The State argues that the defendant could not have been prejudiced in any event. The defendant counters that the theory of his defense was that, even if the jury had found that he had committed an assault, it might not have found him guilty of the greatest offense, first-degree burglary, if it had other, less serious options from which to choose. It is true that the jury found the elements of first-degree burglary, and we have found no error with respect to that finding. Nevertheless, we have said under analogous facts that it is always possible for the State to argue that, if the conviction of the greater offense is otherwise error free, the failure to submit a lesser-included offense is harmless error.
Logically this argument has much to recommend it. A severable error-free adverse verdict on a factual issue which would be required to vindicate an additional legal theory has been recognized in other situations as a predicate for harmless error. This has not been the case, however, with respect to issues involving lesser-included offenses in criminal cases. The distinction undoubtably rests on the belief, seldom articulated, that if the jury had been given an alternative it might have reached a different result. While this approach involves a certain degree of supposition, it is a view that has been consistently applied.
State v. Turecek, 456 N.W.2d 219, 222 (Iowa 1990).
We cannot conclude as a matter of law that prejudice was not established and therefore reserve that issue for postconviction proceedings as well.
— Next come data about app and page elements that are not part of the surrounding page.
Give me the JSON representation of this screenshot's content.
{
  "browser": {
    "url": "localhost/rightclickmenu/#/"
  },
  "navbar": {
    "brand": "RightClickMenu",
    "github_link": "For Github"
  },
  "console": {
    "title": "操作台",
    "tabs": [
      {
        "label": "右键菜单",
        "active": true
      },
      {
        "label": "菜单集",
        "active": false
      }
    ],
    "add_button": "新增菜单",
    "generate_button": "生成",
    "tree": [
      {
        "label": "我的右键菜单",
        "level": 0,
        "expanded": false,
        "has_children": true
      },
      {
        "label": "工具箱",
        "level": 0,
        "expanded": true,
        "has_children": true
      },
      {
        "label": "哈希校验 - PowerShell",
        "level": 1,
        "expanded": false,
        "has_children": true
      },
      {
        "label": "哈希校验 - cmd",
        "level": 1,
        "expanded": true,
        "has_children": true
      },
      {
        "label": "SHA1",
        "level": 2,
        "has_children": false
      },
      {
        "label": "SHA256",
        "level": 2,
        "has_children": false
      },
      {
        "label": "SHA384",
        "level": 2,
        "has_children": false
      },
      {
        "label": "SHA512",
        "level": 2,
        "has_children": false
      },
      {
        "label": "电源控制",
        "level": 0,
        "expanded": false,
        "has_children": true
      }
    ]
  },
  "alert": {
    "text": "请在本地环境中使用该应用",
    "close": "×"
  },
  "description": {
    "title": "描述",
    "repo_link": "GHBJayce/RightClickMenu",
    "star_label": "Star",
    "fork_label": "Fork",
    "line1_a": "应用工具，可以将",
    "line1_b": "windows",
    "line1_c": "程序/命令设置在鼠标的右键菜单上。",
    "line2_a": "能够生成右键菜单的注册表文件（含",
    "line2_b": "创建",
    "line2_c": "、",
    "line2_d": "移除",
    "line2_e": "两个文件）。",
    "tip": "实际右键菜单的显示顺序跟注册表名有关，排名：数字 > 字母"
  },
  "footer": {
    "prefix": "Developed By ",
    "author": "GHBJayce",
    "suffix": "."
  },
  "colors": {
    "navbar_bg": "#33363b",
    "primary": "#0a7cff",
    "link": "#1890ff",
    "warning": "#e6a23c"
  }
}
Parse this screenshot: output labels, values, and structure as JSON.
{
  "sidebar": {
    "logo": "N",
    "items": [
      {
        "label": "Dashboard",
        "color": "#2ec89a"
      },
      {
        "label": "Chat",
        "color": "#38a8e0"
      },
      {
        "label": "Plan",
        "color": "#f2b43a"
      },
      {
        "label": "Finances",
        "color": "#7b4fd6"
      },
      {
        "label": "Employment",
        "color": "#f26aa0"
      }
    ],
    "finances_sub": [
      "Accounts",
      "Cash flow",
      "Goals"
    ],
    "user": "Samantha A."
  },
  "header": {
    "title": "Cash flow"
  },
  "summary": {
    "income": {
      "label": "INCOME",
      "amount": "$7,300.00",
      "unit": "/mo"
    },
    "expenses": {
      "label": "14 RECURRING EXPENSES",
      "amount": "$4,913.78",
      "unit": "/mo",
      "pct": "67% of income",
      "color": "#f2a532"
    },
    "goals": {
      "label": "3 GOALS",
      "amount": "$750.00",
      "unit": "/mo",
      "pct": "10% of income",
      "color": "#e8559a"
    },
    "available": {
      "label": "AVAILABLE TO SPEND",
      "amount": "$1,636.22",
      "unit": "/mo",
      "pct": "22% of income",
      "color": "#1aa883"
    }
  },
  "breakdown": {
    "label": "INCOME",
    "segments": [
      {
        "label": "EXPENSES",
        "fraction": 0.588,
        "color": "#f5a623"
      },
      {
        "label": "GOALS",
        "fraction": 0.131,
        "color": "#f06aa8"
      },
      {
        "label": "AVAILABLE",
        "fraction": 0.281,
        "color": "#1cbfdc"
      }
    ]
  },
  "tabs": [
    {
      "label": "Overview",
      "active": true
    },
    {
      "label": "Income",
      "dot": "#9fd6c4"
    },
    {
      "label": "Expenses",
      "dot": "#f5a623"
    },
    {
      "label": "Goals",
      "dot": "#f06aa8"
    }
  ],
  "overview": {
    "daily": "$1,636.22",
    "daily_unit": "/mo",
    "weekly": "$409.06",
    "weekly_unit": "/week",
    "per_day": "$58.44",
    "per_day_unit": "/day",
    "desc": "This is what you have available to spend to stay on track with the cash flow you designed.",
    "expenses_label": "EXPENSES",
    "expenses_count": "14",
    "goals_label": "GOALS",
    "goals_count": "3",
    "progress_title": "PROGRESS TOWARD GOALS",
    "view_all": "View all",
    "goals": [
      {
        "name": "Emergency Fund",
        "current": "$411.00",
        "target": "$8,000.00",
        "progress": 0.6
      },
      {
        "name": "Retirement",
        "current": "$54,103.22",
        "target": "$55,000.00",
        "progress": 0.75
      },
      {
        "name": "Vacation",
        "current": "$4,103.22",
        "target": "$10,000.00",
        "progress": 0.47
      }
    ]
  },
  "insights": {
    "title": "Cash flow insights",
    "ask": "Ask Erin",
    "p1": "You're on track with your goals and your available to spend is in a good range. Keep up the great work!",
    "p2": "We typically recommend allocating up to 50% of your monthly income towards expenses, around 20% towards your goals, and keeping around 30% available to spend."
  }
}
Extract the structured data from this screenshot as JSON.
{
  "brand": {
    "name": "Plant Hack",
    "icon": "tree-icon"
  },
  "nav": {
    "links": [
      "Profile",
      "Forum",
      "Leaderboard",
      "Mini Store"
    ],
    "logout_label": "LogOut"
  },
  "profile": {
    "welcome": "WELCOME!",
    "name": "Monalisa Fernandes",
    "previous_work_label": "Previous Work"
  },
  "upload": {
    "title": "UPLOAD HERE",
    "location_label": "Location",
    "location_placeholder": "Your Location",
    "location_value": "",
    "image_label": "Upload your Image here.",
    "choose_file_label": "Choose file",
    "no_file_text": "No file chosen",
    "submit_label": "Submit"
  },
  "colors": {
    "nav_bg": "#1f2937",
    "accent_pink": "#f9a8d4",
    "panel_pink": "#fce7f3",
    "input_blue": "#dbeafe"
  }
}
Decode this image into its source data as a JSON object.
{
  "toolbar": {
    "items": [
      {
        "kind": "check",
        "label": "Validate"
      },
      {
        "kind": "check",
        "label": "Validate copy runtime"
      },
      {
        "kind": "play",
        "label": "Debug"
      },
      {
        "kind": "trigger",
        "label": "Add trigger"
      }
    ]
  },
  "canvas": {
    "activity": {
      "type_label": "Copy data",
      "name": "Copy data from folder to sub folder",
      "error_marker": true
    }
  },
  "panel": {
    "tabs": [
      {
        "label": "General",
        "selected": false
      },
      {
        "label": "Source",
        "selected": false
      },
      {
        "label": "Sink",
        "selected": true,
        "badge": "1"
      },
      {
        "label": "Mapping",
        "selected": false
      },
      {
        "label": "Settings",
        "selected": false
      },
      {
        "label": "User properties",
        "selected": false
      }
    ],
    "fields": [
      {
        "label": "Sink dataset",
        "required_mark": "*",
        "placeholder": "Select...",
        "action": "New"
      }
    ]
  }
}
4. The double jeopardy argument. Peck complains that he received ineffective assistance of counsel because of a failure to raise a claim of double jeopardy.
Peck was apparently sentenced to seven days in jail for contempt for violating the restraining order. There is some question about whether Peck stipulated that he would not raise the double jeopardy issues as a part of a bargain, but the record is not clear. Peck now maintains that he did not knowingly waive any double jeopardy argument.
A civil contempt finding may bar later criminal proceedings. United States v. Dixon, 509 U.S. , , 113 S. Ct. 2849, , 125 L. Ed. 2d 556, 570 (1993). However, a double jeopardy argument may be waived. State v. Butler, 505 N.W.2d 806, 807-08 (Iowa 1993). The State and the defendant agree that it is impossible to resolve the double jeopardy argument on the present record and therefore request that the issue be reserved.
We affirm but reserve the defendant’s ineffective-assistance-of-counsel claims for possible postconviction proceedings.